* EXERCISE DETAILS *
Determine how many lines in this listing contain the word "calendar" and report that number by itself.

* DATA EXCERPTS *
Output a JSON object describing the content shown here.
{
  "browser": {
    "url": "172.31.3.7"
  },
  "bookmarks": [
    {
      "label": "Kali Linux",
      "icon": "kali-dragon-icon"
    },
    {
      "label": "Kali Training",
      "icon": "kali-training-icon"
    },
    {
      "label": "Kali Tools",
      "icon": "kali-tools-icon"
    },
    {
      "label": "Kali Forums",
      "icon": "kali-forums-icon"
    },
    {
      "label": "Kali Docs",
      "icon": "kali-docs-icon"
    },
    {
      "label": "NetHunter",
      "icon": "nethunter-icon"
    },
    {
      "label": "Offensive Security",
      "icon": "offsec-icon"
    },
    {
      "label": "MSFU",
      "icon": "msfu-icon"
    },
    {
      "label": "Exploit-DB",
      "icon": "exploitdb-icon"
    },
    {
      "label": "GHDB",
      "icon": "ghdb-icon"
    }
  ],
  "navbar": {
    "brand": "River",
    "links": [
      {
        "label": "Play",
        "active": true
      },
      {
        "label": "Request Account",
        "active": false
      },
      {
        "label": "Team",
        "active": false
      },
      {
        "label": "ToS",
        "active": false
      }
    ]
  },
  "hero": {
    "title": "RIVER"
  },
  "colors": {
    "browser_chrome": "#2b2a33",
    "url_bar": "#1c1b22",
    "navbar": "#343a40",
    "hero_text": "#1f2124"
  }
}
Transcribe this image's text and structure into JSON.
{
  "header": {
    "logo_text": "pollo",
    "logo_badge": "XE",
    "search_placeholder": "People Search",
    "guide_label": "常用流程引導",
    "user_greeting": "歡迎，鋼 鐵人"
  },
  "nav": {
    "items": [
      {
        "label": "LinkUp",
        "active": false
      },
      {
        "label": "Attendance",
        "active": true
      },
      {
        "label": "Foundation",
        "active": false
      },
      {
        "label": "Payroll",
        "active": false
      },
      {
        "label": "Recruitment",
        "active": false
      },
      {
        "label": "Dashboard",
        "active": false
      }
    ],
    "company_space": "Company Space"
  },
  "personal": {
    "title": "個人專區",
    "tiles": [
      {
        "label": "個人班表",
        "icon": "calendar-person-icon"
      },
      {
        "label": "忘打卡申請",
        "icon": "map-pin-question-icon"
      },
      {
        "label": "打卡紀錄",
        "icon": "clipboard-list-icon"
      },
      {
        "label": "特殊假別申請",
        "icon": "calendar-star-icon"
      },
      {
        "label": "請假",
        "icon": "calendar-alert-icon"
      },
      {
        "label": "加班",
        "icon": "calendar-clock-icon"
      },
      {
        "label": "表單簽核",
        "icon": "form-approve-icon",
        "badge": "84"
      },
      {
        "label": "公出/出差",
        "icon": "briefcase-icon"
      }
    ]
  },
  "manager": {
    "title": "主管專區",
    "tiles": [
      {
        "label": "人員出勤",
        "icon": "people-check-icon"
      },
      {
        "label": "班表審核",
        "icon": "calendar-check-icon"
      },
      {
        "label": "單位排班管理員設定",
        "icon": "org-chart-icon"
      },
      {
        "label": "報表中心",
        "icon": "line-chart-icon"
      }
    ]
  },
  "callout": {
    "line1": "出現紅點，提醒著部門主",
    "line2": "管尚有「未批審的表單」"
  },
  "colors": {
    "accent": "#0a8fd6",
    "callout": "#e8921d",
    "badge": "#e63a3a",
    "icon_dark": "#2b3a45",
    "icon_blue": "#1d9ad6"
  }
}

* RESPONSE AREA *
5